Data excerpts:
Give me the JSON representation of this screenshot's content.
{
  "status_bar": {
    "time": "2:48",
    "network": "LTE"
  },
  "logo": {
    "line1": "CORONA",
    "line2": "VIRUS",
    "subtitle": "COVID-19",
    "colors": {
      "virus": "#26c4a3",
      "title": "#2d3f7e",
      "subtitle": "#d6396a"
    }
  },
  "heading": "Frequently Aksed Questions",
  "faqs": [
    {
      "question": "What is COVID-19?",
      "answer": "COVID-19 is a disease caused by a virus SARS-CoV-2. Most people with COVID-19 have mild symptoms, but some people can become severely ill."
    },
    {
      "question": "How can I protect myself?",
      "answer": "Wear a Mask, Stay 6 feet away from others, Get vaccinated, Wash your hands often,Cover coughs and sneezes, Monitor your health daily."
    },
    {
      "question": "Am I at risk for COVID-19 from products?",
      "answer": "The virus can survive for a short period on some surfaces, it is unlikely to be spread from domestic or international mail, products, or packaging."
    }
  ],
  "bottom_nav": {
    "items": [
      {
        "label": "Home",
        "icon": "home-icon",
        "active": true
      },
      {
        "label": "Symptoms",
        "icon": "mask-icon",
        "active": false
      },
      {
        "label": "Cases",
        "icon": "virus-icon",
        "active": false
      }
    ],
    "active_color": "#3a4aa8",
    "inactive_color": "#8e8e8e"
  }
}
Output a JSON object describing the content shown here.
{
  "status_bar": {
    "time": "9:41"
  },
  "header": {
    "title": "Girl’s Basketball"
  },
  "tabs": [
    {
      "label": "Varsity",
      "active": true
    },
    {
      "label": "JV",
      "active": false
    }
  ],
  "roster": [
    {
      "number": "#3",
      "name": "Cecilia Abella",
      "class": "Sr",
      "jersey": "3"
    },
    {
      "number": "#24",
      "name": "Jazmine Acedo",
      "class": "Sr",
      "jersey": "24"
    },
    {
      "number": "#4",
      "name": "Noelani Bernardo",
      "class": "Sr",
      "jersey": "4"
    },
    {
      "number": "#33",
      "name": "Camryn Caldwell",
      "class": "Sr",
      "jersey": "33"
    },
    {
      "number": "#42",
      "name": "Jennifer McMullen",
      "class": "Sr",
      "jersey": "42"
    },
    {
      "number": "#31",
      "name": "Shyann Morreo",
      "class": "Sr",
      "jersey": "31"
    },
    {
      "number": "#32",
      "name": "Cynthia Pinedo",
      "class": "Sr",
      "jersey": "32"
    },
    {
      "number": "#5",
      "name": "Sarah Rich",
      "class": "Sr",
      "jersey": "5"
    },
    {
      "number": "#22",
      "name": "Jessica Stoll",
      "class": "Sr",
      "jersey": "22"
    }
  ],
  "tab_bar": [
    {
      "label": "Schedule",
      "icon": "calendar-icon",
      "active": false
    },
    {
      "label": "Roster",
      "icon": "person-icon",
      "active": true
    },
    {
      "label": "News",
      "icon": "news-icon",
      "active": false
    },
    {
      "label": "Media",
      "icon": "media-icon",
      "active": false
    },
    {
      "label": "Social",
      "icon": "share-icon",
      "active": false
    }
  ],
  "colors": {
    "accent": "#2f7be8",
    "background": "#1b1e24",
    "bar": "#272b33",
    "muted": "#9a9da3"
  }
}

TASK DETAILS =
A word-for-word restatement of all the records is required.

RESPONSE FOR THIS EXERCISE =
Give me the JSON representation of this screenshot's content.
{
  "status_bar": {
    "time": "2:48",
    "network": "LTE"
  },
  "logo": {
    "line1": "CORONA",
    "line2": "VIRUS",
    "subtitle": "COVID-19",
    "colors": {
      "virus": "#26c4a3",
      "title": "#2d3f7e",
      "subtitle": "#d6396a"
    }
  },
  "heading": "Frequently Aksed Questions",
  "faqs": [
    {
      "question": "What is COVID-19?",
      "answer": "COVID-19 is a disease caused by a virus SARS-CoV-2. Most people with COVID-19 have mild symptoms, but some people can become severely ill."
    },
    {
      "question": "How can I protect myself?",
      "answer": "Wear a Mask, Stay 6 feet away from others, Get vaccinated, Wash your hands often,Cover coughs and sneezes, Monitor your health daily."
    },
    {
      "question": "Am I at risk for COVID-19 from products?",
      "answer": "The virus can survive for a short period on some surfaces, it is unlikely to be spread from domestic or international mail, products, or packaging."
    }
  ],
  "bottom_nav": {
    "items": [
      {
        "label": "Home",
        "icon": "home-icon",
        "active": true
      },
      {
        "label": "Symptoms",
        "icon": "mask-icon",
        "active": false
      },
      {
        "label": "Cases",
        "icon": "virus-icon",
        "active": false
      }
    ],
    "active_color": "#3a4aa8",
    "inactive_color": "#8e8e8e"
  }
}
Output a JSON object describing the content shown here.
{
  "status_bar": {
    "time": "9:41"
  },
  "header": {
    "title": "Girl’s Basketball"
  },
  "tabs": [
    {
      "label": "Varsity",
      "active": true
    },
    {
      "label": "JV",
      "active": false
    }
  ],
  "roster": [
    {
      "number": "#3",
      "name": "Cecilia Abella",
      "class": "Sr",
      "jersey": "3"
    },
    {
      "number": "#24",
      "name": "Jazmine Acedo",
      "class": "Sr",
      "jersey": "24"
    },
    {
      "number": "#4",
      "name": "Noelani Bernardo",
      "class": "Sr",
      "jersey": "4"
    },
    {
      "number": "#33",
      "name": "Camryn Caldwell",
      "class": "Sr",
      "jersey": "33"
    },
    {
      "number": "#42",
      "name": "Jennifer McMullen",
      "class": "Sr",
      "jersey": "42"
    },
    {
      "number": "#31",
      "name": "Shyann Morreo",
      "class": "Sr",
      "jersey": "31"
    },
    {
      "number": "#32",
      "name": "Cynthia Pinedo",
      "class": "Sr",
      "jersey": "32"
    },
    {
      "number": "#5",
      "name": "Sarah Rich",
      "class": "Sr",
      "jersey": "5"
    },
    {
      "number": "#22",
      "name": "Jessica Stoll",
      "class": "Sr",
      "jersey": "22"
    }
  ],
  "tab_bar": [
    {
      "label": "Schedule",
      "icon": "calendar-icon",
      "active": false
    },
    {
      "label": "Roster",
      "icon": "person-icon",
      "active": true
    },
    {
      "label": "News",
      "icon": "news-icon",
      "active": false
    },
    {
      "label": "Media",
      "icon": "media-icon",
      "active": false
    },
    {
      "label": "Social",
      "icon": "share-icon",
      "active": false
    }
  ],
  "colors": {
    "accent": "#2f7be8",
    "background": "#1b1e24",
    "bar": "#272b33",
    "muted": "#9a9da3"
  }
}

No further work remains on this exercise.